[Start of section]

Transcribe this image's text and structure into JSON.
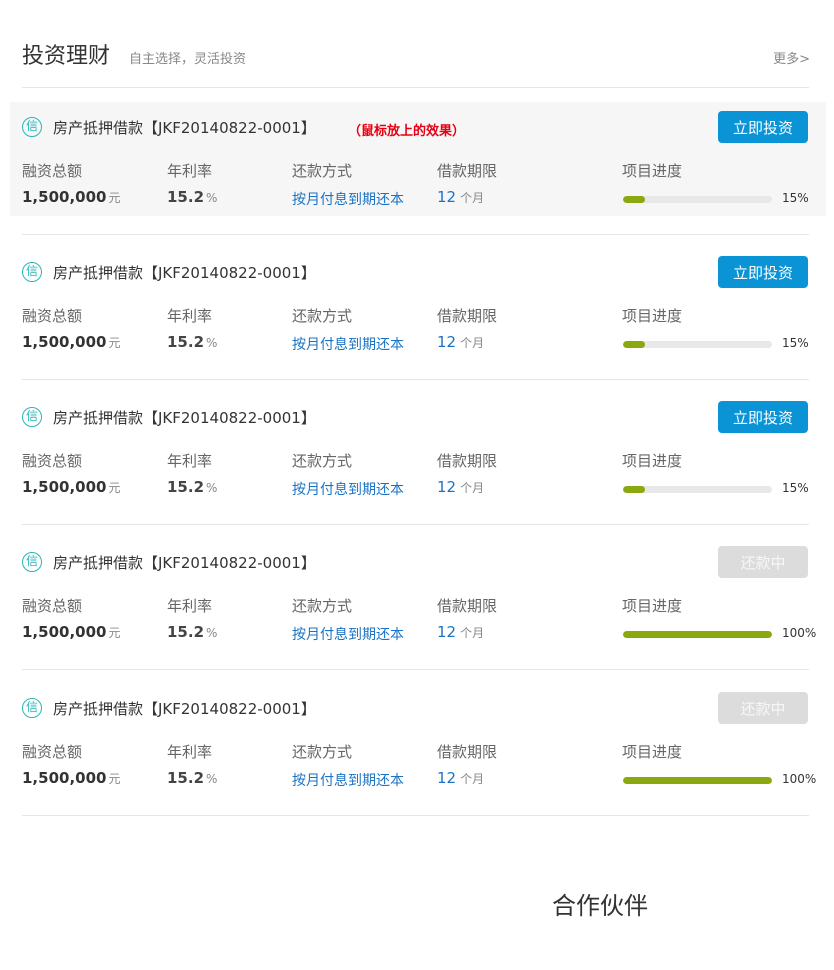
{
  "header": {
    "title": "投资理财",
    "subtitle": "自主选择，灵活投资",
    "more_label": "更多>"
  },
  "labels": {
    "amount": "融资总额",
    "rate": "年利率",
    "method": "还款方式",
    "term": "借款期限",
    "progress": "项目进度"
  },
  "loans": [
    {
      "badge": "信",
      "title": "房产抵押借款【JKF20140822-0001】",
      "note": "（鼠标放上的效果）",
      "amount": "1,500,000",
      "amount_unit": "元",
      "rate": "15.2",
      "rate_unit": "%",
      "method": "按月付息到期还本",
      "term": "12",
      "term_unit": "个月",
      "progress_percent": 15,
      "progress_label": "15%",
      "button_label": "立即投资",
      "button_enabled": true,
      "hover": true
    },
    {
      "badge": "信",
      "title": "房产抵押借款【JKF20140822-0001】",
      "note": "",
      "amount": "1,500,000",
      "amount_unit": "元",
      "rate": "15.2",
      "rate_unit": "%",
      "method": "按月付息到期还本",
      "term": "12",
      "term_unit": "个月",
      "progress_percent": 15,
      "progress_label": "15%",
      "button_label": "立即投资",
      "button_enabled": true,
      "hover": false
    },
    {
      "badge": "信",
      "title": "房产抵押借款【JKF20140822-0001】",
      "note": "",
      "amount": "1,500,000",
      "amount_unit": "元",
      "rate": "15.2",
      "rate_unit": "%",
      "method": "按月付息到期还本",
      "term": "12",
      "term_unit": "个月",
      "progress_percent": 15,
      "progress_label": "15%",
      "button_label": "立即投资",
      "button_enabled": true,
      "hover": false
    },
    {
      "badge": "信",
      "title": "房产抵押借款【JKF20140822-0001】",
      "note": "",
      "amount": "1,500,000",
      "amount_unit": "元",
      "rate": "15.2",
      "rate_unit": "%",
      "method": "按月付息到期还本",
      "term": "12",
      "term_unit": "个月",
      "progress_percent": 100,
      "progress_label": "100%",
      "button_label": "还款中",
      "button_enabled": false,
      "hover": false
    },
    {
      "badge": "信",
      "title": "房产抵押借款【JKF20140822-0001】",
      "note": "",
      "amount": "1,500,000",
      "amount_unit": "元",
      "rate": "15.2",
      "rate_unit": "%",
      "method": "按月付息到期还本",
      "term": "12",
      "term_unit": "个月",
      "progress_percent": 100,
      "progress_label": "100%",
      "button_label": "还款中",
      "button_enabled": false,
      "hover": false
    }
  ],
  "partners": {
    "title": "合作伙伴"
  },
  "colors": {
    "accent_blue": "#0a93d5",
    "link_blue": "#1a73c4",
    "progress_green": "#8aa810",
    "badge_teal": "#29b6b6",
    "hover_note_red": "#e60012",
    "disabled_gray": "#dcdcdc"
  }
}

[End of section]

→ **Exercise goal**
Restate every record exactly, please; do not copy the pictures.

→ **Written solution**
Transcribe this image's text and structure into JSON.
{
  "header": {
    "title": "投资理财",
    "subtitle": "自主选择，灵活投资",
    "more_label": "更多>"
  },
  "labels": {
    "amount": "融资总额",
    "rate": "年利率",
    "method": "还款方式",
    "term": "借款期限",
    "progress": "项目进度"
  },
  "loans": [
    {
      "badge": "信",
      "title": "房产抵押借款【JKF20140822-0001】",
      "note": "（鼠标放上的效果）",
      "amount": "1,500,000",
      "amount_unit": "元",
      "rate": "15.2",
      "rate_unit": "%",
      "method": "按月付息到期还本",
      "term": "12",
      "term_unit": "个月",
      "progress_percent": 15,
      "progress_label": "15%",
      "button_label": "立即投资",
      "button_enabled": true,
      "hover": true
    },
    {
      "badge": "信",
      "title": "房产抵押借款【JKF20140822-0001】",
      "note": "",
      "amount": "1,500,000",
      "amount_unit": "元",
      "rate": "15.2",
      "rate_unit": "%",
      "method": "按月付息到期还本",
      "term": "12",
      "term_unit": "个月",
      "progress_percent": 15,
      "progress_label": "15%",
      "button_label": "立即投资",
      "button_enabled": true,
      "hover": false
    },
    {
      "badge": "信",
      "title": "房产抵押借款【JKF20140822-0001】",
      "note": "",
      "amount": "1,500,000",
      "amount_unit": "元",
      "rate": "15.2",
      "rate_unit": "%",
      "method": "按月付息到期还本",
      "term": "12",
      "term_unit": "个月",
      "progress_percent": 15,
      "progress_label": "15%",
      "button_label": "立即投资",
      "button_enabled": true,
      "hover": false
    },
    {
      "badge": "信",
      "title": "房产抵押借款【JKF20140822-0001】",
      "note": "",
      "amount": "1,500,000",
      "amount_unit": "元",
      "rate": "15.2",
      "rate_unit": "%",
      "method": "按月付息到期还本",
      "term": "12",
      "term_unit": "个月",
      "progress_percent": 100,
      "progress_label": "100%",
      "button_label": "还款中",
      "button_enabled": false,
      "hover": false
    },
    {
      "badge": "信",
      "title": "房产抵押借款【JKF20140822-0001】",
      "note": "",
      "amount": "1,500,000",
      "amount_unit": "元",
      "rate": "15.2",
      "rate_unit": "%",
      "method": "按月付息到期还本",
      "term": "12",
      "term_unit": "个月",
      "progress_percent": 100,
      "progress_label": "100%",
      "button_label": "还款中",
      "button_enabled": false,
      "hover": false
    }
  ],
  "partners": {
    "title": "合作伙伴"
  },
  "colors": {
    "accent_blue": "#0a93d5",
    "link_blue": "#1a73c4",
    "progress_green": "#8aa810",
    "badge_teal": "#29b6b6",
    "hover_note_red": "#e60012",
    "disabled_gray": "#dcdcdc"
  }
}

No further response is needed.